Things To Do in Barbados
Today, this small island nation offers visitors a welcoming blend of culture, history, and natural beauty. Here are a few things to do when visiting Barbados:
Pelican Craft Center
The Pelican Craft Center & Village offers a unique shopping experience in which visitors can purchase locally made arts, crafts, and souvenirs. This vibrant market also hosts local artisans demonstrating knitting, weaving, pottery making, and more.
George Washington House
The George Washington House is a must-see for any history buff. It is the only known residence of George Washington outside of the United States and was home to him in 1751 when he was a 19-year-old surveyor’s assistant. George Washington’s half-brother, Lawrence, was suffering from tuberculosis and was advised to spend the winter in the tropics. George agreed to accompany Lawrence, and the adventure left an indelible imprint on his plantation farming techniques.
Visitors can explore the original house, which has been preserved since its construction in 1649, as well as an interactive exhibition about his life at this residence. The best way to get there from the cruise port is by taxi or private tour – just under four miles from Bridgetown Cruise Ship Terminal.
The Atlantis Submarine is a great way to experience the beauty of Barbados’s underwater world. During this unforgettable adventure, guests will venture to the ocean floor in a state-of-the-art submarine and explore coral reefs and shipwrecks.
On board the vessel, tourists can view tropical fish, stingrays, sea turtles, and much more from the comfort of their air-conditioned cabin – no need for scuba gear! Guests learn about local marine life through interactive displays and educational commentary provided by onboard experts. The entire excursion lasts approximately two hours.
Be sure to bring along your camera, as there are plenty of photo opportunities during this tour.
Embarking on a Caribbean cruise adventure through St. Croix, St. Kitts, St. Martin, Martinique, and Barbados guarantees seven fun-filled days of exploration, relaxation, and cultural immersion.

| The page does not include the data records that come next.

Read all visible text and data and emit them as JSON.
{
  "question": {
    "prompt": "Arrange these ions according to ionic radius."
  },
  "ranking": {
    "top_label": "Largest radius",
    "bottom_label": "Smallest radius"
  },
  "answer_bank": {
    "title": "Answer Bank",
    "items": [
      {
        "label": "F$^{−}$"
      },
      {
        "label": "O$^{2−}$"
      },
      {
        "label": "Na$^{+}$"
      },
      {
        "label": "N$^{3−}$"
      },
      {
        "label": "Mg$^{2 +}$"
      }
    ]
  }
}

From uncovering the rich histories of these islands to indulging in thrilling activities and taking in breathtaking natural beauty, this itinerary offers travelers an unforgettable experience.
So, pack your bags, set sail, and get ready for a Caribbean voyage that will leave you with lasting memories of sun-soaked beaches, vibrant cultures, and endless adventures.
If You Go
You can visit these islands either by booking a cruise ship or by making an extended visit.
We chose the Royal Caribbean cruise line for our trips to the Caribbean because we have enjoyed sailing with them in the past, but the islands can be visited on many other cruise ship lines.
For more information on visiting these wonderful islands, check out their visitor websites.
St. Croix – visitstcroix.com
St. Kitts – stkittstourism.kn
St. Martin/Sint Maarten – vacationstmaarten.com
Martinique – us.martinique.org